Here the job is to copy the data exactly and to exclude every image from it.

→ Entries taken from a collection
——————————
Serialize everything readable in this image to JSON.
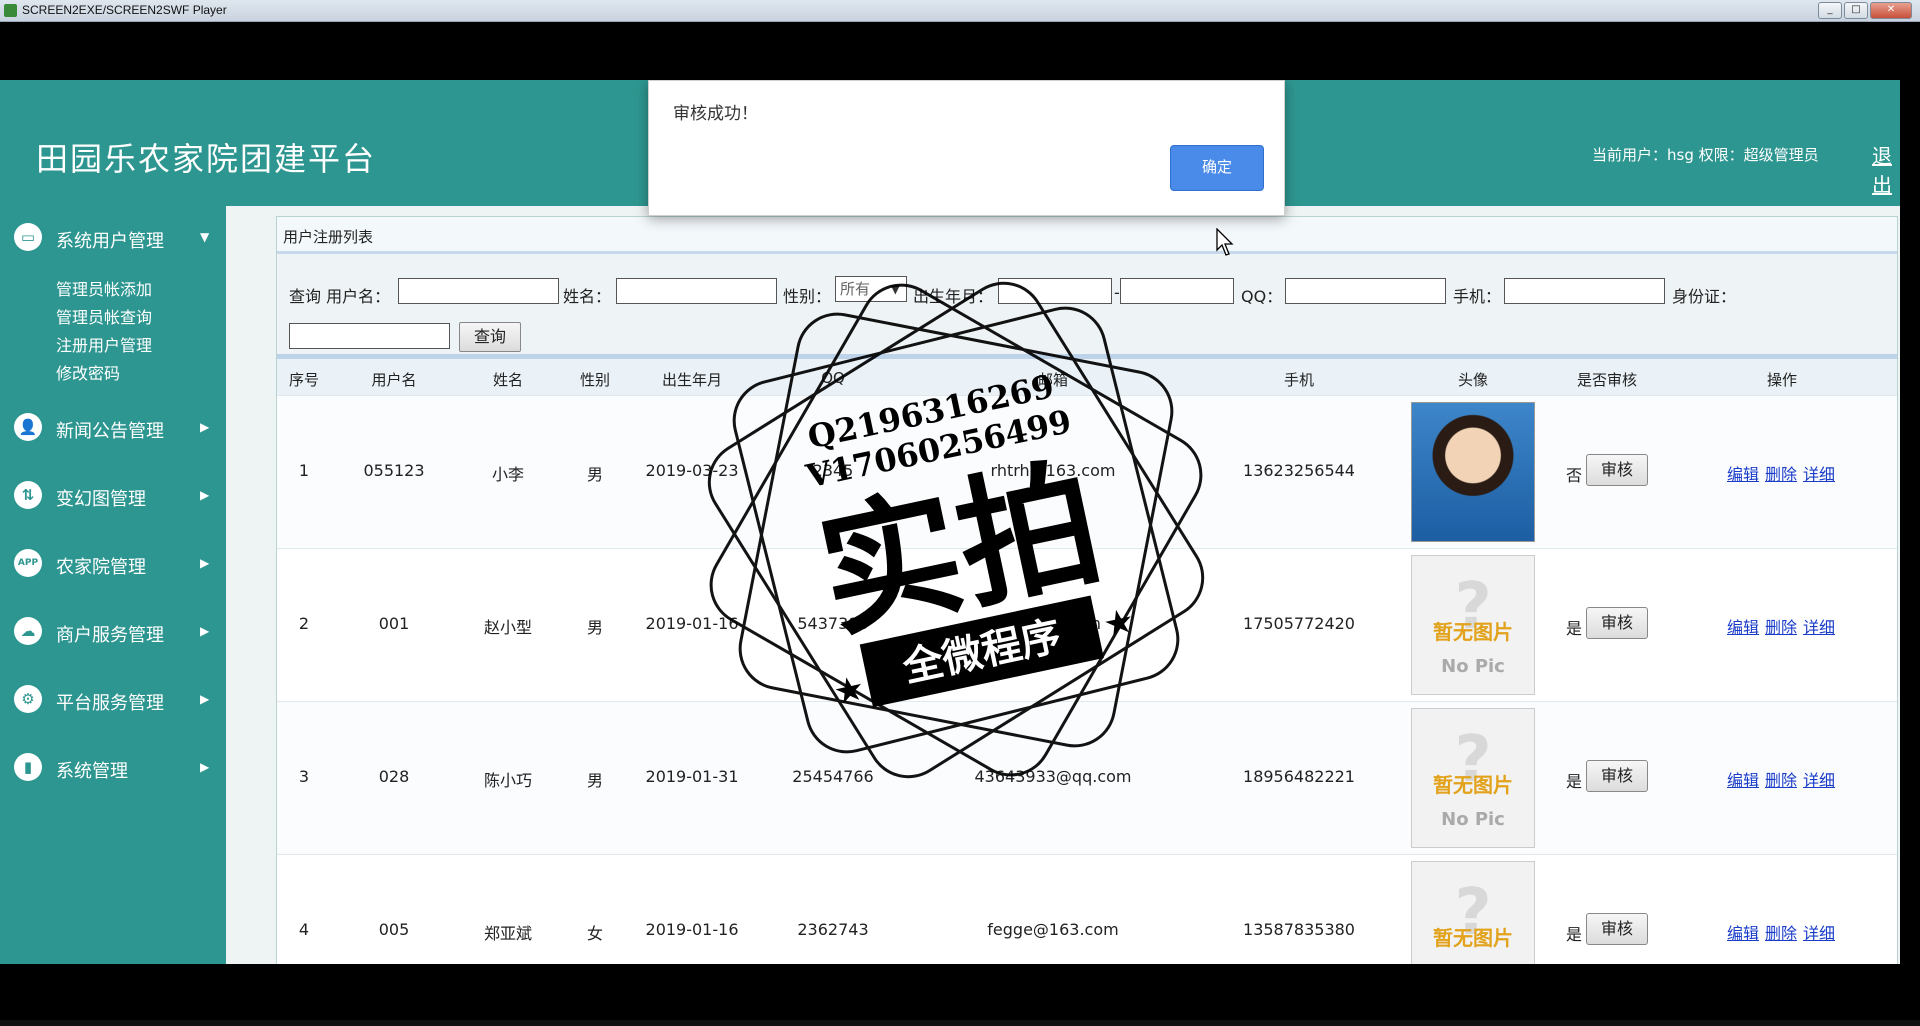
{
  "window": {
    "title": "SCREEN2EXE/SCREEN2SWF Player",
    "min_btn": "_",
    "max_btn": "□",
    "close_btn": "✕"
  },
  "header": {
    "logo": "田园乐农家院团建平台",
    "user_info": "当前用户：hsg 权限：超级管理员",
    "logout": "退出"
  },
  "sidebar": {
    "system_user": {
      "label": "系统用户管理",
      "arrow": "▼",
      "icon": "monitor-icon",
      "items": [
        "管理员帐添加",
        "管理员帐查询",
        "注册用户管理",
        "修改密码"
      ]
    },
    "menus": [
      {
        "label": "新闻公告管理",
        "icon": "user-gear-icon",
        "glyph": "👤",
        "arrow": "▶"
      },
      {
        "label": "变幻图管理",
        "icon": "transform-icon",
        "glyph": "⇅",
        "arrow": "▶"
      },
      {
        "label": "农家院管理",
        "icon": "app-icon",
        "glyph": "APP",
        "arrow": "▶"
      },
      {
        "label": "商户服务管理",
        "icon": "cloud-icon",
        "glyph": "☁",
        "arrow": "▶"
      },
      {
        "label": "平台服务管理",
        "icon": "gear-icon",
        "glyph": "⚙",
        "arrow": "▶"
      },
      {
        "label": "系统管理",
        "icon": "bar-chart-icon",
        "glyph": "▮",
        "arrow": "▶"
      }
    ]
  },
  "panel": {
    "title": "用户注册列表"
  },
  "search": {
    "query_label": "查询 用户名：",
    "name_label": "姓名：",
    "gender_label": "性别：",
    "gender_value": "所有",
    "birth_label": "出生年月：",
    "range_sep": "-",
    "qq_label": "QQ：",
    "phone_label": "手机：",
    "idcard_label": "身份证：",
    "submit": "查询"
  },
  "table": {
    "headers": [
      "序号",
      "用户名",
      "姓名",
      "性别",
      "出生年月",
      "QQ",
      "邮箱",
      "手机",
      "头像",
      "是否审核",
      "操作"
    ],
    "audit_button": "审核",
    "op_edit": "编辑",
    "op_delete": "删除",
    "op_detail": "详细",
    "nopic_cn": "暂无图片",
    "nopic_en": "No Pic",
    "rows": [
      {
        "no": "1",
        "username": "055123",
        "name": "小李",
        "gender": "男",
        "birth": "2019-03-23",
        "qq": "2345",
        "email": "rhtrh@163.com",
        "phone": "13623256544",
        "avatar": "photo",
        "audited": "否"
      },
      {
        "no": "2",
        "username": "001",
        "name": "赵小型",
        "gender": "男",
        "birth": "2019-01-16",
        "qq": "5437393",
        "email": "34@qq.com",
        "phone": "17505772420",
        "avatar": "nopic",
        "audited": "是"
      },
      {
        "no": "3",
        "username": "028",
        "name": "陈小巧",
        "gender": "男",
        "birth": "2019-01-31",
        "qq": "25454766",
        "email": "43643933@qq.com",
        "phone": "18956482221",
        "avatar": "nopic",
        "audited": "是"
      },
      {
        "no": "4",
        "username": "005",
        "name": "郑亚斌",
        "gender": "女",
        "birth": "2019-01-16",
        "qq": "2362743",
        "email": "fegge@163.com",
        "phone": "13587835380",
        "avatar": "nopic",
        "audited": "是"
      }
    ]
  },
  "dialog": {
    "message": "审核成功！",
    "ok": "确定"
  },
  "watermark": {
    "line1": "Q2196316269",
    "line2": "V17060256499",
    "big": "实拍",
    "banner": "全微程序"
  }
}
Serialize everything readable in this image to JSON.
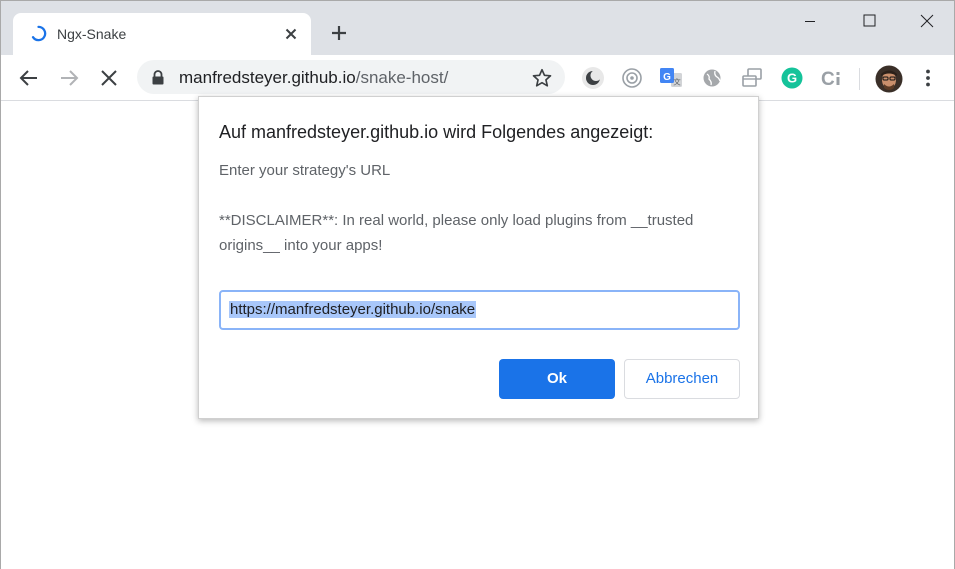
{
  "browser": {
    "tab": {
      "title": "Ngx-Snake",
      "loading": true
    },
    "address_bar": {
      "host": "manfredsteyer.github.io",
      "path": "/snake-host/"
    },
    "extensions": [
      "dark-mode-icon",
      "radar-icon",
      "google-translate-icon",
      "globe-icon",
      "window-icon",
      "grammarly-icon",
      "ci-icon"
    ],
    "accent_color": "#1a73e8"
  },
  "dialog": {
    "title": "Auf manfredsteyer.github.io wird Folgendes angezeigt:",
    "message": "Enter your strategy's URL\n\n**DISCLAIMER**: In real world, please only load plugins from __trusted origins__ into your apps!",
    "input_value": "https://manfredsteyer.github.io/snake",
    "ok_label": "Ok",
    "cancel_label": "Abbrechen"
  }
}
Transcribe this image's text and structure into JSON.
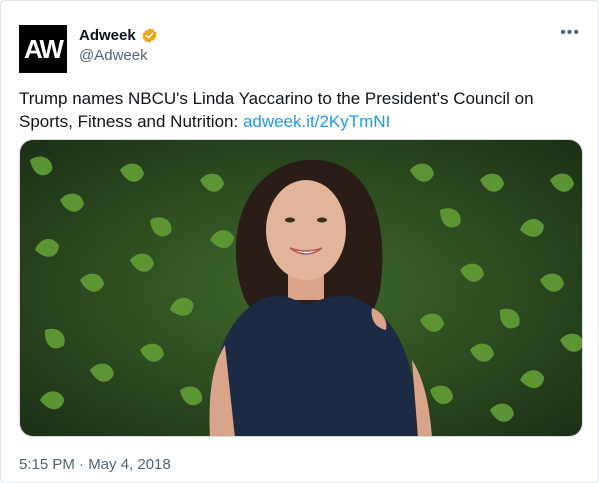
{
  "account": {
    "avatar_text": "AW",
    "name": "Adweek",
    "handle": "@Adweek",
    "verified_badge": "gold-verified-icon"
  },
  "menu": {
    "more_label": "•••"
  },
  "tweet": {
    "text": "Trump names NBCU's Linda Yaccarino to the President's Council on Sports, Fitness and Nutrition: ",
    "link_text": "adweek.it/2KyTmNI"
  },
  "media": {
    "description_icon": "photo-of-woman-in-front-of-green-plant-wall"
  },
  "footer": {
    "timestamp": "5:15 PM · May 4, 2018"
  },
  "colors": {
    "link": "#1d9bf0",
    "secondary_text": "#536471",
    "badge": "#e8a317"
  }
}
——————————
→ Finished exercise
Serialize everything readable in this image to JSON.
{
  "window": {
    "title": "SCREEN2EXE/SCREEN2SWF Player",
    "min_btn": "_",
    "max_btn": "□",
    "close_btn": "✕"
  },
  "header": {
    "logo": "田园乐农家院团建平台",
    "user_info": "当前用户：hsg 权限：超级管理员",
    "logout": "退出"
  },
  "sidebar": {
    "system_user": {
      "label": "系统用户管理",
      "arrow": "▼",
      "icon": "monitor-icon",
      "items": [
        "管理员帐添加",
        "管理员帐查询",
        "注册用户管理",
        "修改密码"
      ]
    },
    "menus": [
      {
        "label": "新闻公告管理",
        "icon": "user-gear-icon",
        "glyph": "👤",
        "arrow": "▶"
      },
      {
        "label": "变幻图管理",
        "icon": "transform-icon",
        "glyph": "⇅",
        "arrow": "▶"
      },
      {
        "label": "农家院管理",
        "icon": "app-icon",
        "glyph": "APP",
        "arrow": "▶"
      },
      {
        "label": "商户服务管理",
        "icon": "cloud-icon",
        "glyph": "☁",
        "arrow": "▶"
      },
      {
        "label": "平台服务管理",
        "icon": "gear-icon",
        "glyph": "⚙",
        "arrow": "▶"
      },
      {
        "label": "系统管理",
        "icon": "bar-chart-icon",
        "glyph": "▮",
        "arrow": "▶"
      }
    ]
  },
  "panel": {
    "title": "用户注册列表"
  },
  "search": {
    "query_label": "查询 用户名：",
    "name_label": "姓名：",
    "gender_label": "性别：",
    "gender_value": "所有",
    "birth_label": "出生年月：",
    "range_sep": "-",
    "qq_label": "QQ：",
    "phone_label": "手机：",
    "idcard_label": "身份证：",
    "submit": "查询"
  },
  "table": {
    "headers": [
      "序号",
      "用户名",
      "姓名",
      "性别",
      "出生年月",
      "QQ",
      "邮箱",
      "手机",
      "头像",
      "是否审核",
      "操作"
    ],
    "audit_button": "审核",
    "op_edit": "编辑",
    "op_delete": "删除",
    "op_detail": "详细",
    "nopic_cn": "暂无图片",
    "nopic_en": "No Pic",
    "rows": [
      {
        "no": "1",
        "username": "055123",
        "name": "小李",
        "gender": "男",
        "birth": "2019-03-23",
        "qq": "2345",
        "email": "rhtrh@163.com",
        "phone": "13623256544",
        "avatar": "photo",
        "audited": "否"
      },
      {
        "no": "2",
        "username": "001",
        "name": "赵小型",
        "gender": "男",
        "birth": "2019-01-16",
        "qq": "5437393",
        "email": "34@qq.com",
        "phone": "17505772420",
        "avatar": "nopic",
        "audited": "是"
      },
      {
        "no": "3",
        "username": "028",
        "name": "陈小巧",
        "gender": "男",
        "birth": "2019-01-31",
        "qq": "25454766",
        "email": "43643933@qq.com",
        "phone": "18956482221",
        "avatar": "nopic",
        "audited": "是"
      },
      {
        "no": "4",
        "username": "005",
        "name": "郑亚斌",
        "gender": "女",
        "birth": "2019-01-16",
        "qq": "2362743",
        "email": "fegge@163.com",
        "phone": "13587835380",
        "avatar": "nopic",
        "audited": "是"
      }
    ]
  },
  "dialog": {
    "message": "审核成功！",
    "ok": "确定"
  },
  "watermark": {
    "line1": "Q2196316269",
    "line2": "V17060256499",
    "big": "实拍",
    "banner": "全微程序"
  }
}
Serialize everything readable in this image to JSON.
{
  "browser": {
    "tab": {
      "title": "Ngx-Snake",
      "loading": true
    },
    "address_bar": {
      "host": "manfredsteyer.github.io",
      "path": "/snake-host/"
    },
    "extensions": [
      "dark-mode-icon",
      "radar-icon",
      "google-translate-icon",
      "globe-icon",
      "window-icon",
      "grammarly-icon",
      "ci-icon"
    ],
    "accent_color": "#1a73e8"
  },
  "dialog": {
    "title": "Auf manfredsteyer.github.io wird Folgendes angezeigt:",
    "message": "Enter your strategy's URL\n\n**DISCLAIMER**: In real world, please only load plugins from __trusted origins__ into your apps!",
    "input_value": "https://manfredsteyer.github.io/snake",
    "ok_label": "Ok",
    "cancel_label": "Abbrechen"
  }
}
Transcribe this image's text and structure into JSON.
{
  "account": {
    "avatar_text": "AW",
    "name": "Adweek",
    "handle": "@Adweek",
    "verified_badge": "gold-verified-icon"
  },
  "menu": {
    "more_label": "•••"
  },
  "tweet": {
    "text": "Trump names NBCU's Linda Yaccarino to the President's Council on Sports, Fitness and Nutrition: ",
    "link_text": "adweek.it/2KyTmNI"
  },
  "media": {
    "description_icon": "photo-of-woman-in-front-of-green-plant-wall"
  },
  "footer": {
    "timestamp": "5:15 PM · May 4, 2018"
  },
  "colors": {
    "link": "#1d9bf0",
    "secondary_text": "#536471",
    "badge": "#e8a317"
  }
}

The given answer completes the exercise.